Whilst Lawson worked at Fairchild, himself and Ron Jones were the only two black members of the Homebrew Computer Club. This club was situated in California between 1975 and 1986. It became a critical influencer of the development of what is dubbed the microcomputer revolution and Silicon Valley‘s microcomputer complex.
Various entrepreneurs have come out of The Homebrew Computer Club, such as Steve jobs and Steve Wozniak who were the founders of Apple Computer. Lawson had in fact interviewed Steve Wozniak for a position at Fairchild but admitted that he did not employ him.
Four years after the release of the Fairchild Channel F Lawson left the company. He founded Videosoft in the same year of 1980. The company would go on to produce video game software for the Atari 2600 – the console which had taken the top spot for consoles from the Channel F.
In 1985 Videosoft ceased production and closed, and Jerry Lawson began to undertake consultation work for various companies. At one point he even worked alongside Stevie Wonder to produce a Wonder Clock, but this never reached production.
Jerry Lawson’s career had spanned several decades in a market dominated by decades of racial tension. The struggles of being black in the 1940’s to 1970’s cannot be fully understood by people who were not there. It is important to remember that much of America actually employed some form of segregation in the 1940’s, with “Whites Only” signs still in existence.
Public school’s that were segregated would only see this ruling struck down in 1954 with Brown v. Board of Education. This didn’t stop racism as in 1957 President Dwight D. Eisenhower had to deploy federal troops to ensure that nine black students could enter a high School in Arkansas. This came after the Governor called in the National Guard to block them.

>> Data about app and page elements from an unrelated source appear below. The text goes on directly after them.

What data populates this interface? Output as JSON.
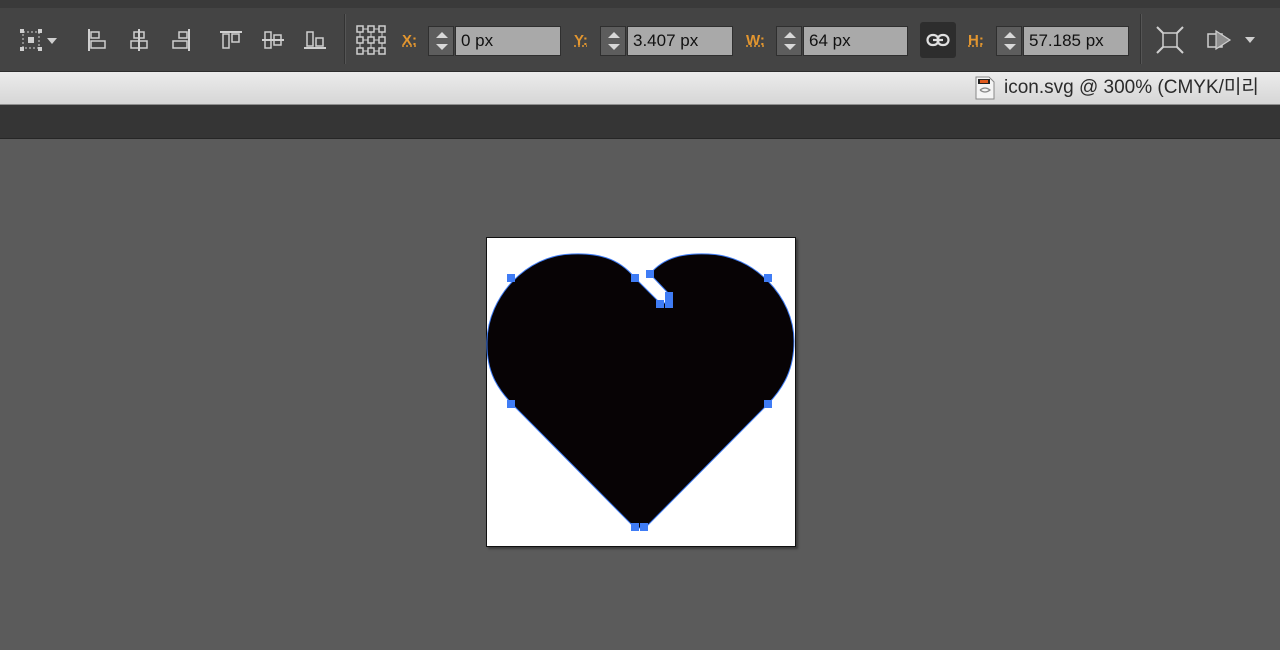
{
  "control_bar": {
    "x_label": "X:",
    "x_value": "0 px",
    "y_label": "Y:",
    "y_value": "3.407 px",
    "w_label": "W:",
    "w_value": "64 px",
    "h_label": "H:",
    "h_value": "57.185 px"
  },
  "document": {
    "title": "icon.svg @ 300% (CMYK/미리",
    "icon": "svg-file-icon"
  },
  "icons": {
    "transform_reference": "transform-reference-icon",
    "align_left": "align-left-icon",
    "align_center_h": "align-center-horizontal-icon",
    "align_right": "align-right-icon",
    "align_top": "align-top-icon",
    "align_center_v": "align-center-vertical-icon",
    "align_bottom": "align-bottom-icon",
    "reference_point": "reference-point-grid-icon",
    "constrain": "link-icon",
    "transform_each": "transform-each-icon",
    "isolate": "isolate-icon"
  },
  "colors": {
    "accent_label": "#e3962f",
    "selection": "#3f7cf5",
    "shape_fill": "#070305"
  }
}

The Civil Rights Act was eventually signed in 1964 after the efforts of people such as Dr. Martin Luther King, Jr. and statements made by people like Rosa Parks. Even though this was signed there was still much tension in the country. In 1974 violence broke out in Boston after courts mandated a busing system to transport black students. The state had passed the Elimination of Racial Balance Law in 1965 but it had been opposed by Irish Catholics. White crowds ended up greeting these buses with violence and insults and resulted in State troopers being facilitated to stop the violence.
Jerry Lawson had not only created some of the most innovative inventions in the gaming industry, but he had worked in a country which was still coming to terms with the removal of race segregation. This was a country which was also not fully content with this removal as the 1960’s and 1970’s suggest.

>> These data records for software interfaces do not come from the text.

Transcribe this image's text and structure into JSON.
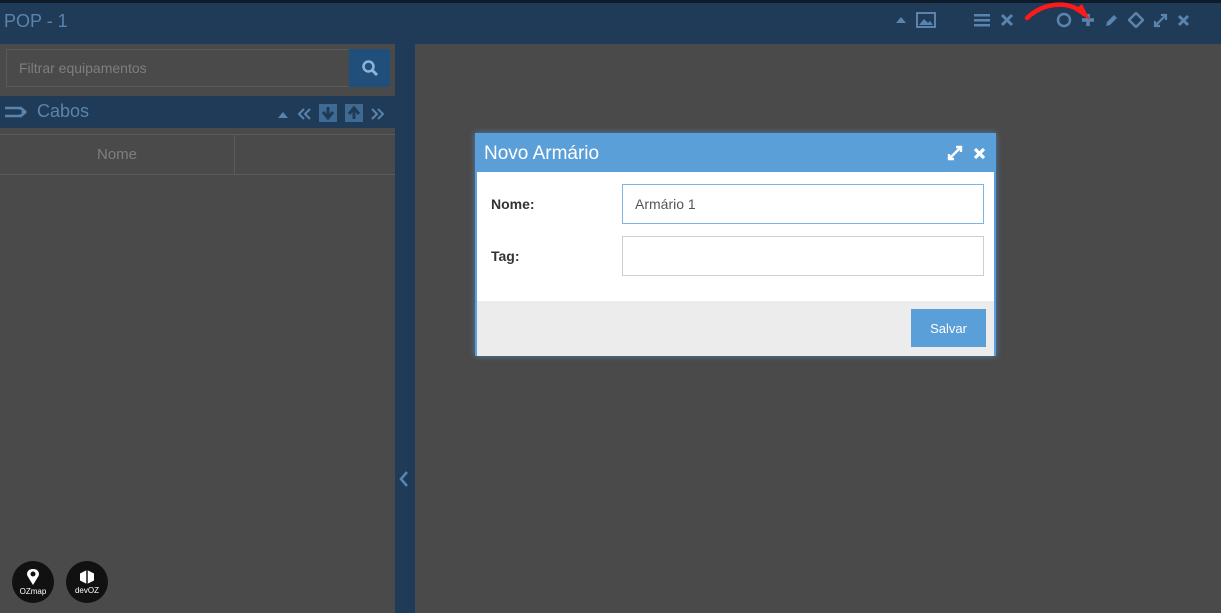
{
  "window": {
    "title": "POP - 1"
  },
  "left_panel": {
    "filter": {
      "placeholder": "Filtrar equipamentos",
      "value": ""
    },
    "section": {
      "label": "Cabos"
    },
    "table": {
      "columns": [
        "Nome",
        ""
      ]
    }
  },
  "modal": {
    "title": "Novo Armário",
    "fields": [
      {
        "label": "Nome:",
        "value": "Armário 1"
      },
      {
        "label": "Tag:",
        "value": ""
      }
    ],
    "save_label": "Salvar"
  },
  "logos": {
    "ozmap_caption": "OZmap",
    "devoz_caption": "devOZ"
  },
  "colors": {
    "titlebar": "#1f3b57",
    "modal_header": "#5b9fd8",
    "annotation_arrow": "#ff1a1a"
  }
}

The International Game Developers Association awarded Jerry Lawson with honours as a pioneer in the industry for his work on the game cartridge concept. He was also awarded the ID@Xbox Gaming Heroes award in 2019 at the 21st Independent Games Festival for the same innovations.
Unfortunately Jerry Lawson started to have complications from Diabetes in 2003 and died in 2011 as a result – a month after the IGDA had announced his award. In honour of this legendary man there is a display honouring his contributions to the gaming industry at The World Video Game Hall of Fame at The Strong National Museum of Play in New York.
People like Jerry seriously deserve more recognition than they receive. It baffles me to this day as to why Jerry Lawson’s name is not as well known as it should be, and Race Equality Week can hopefully can extend the recognition he deserves.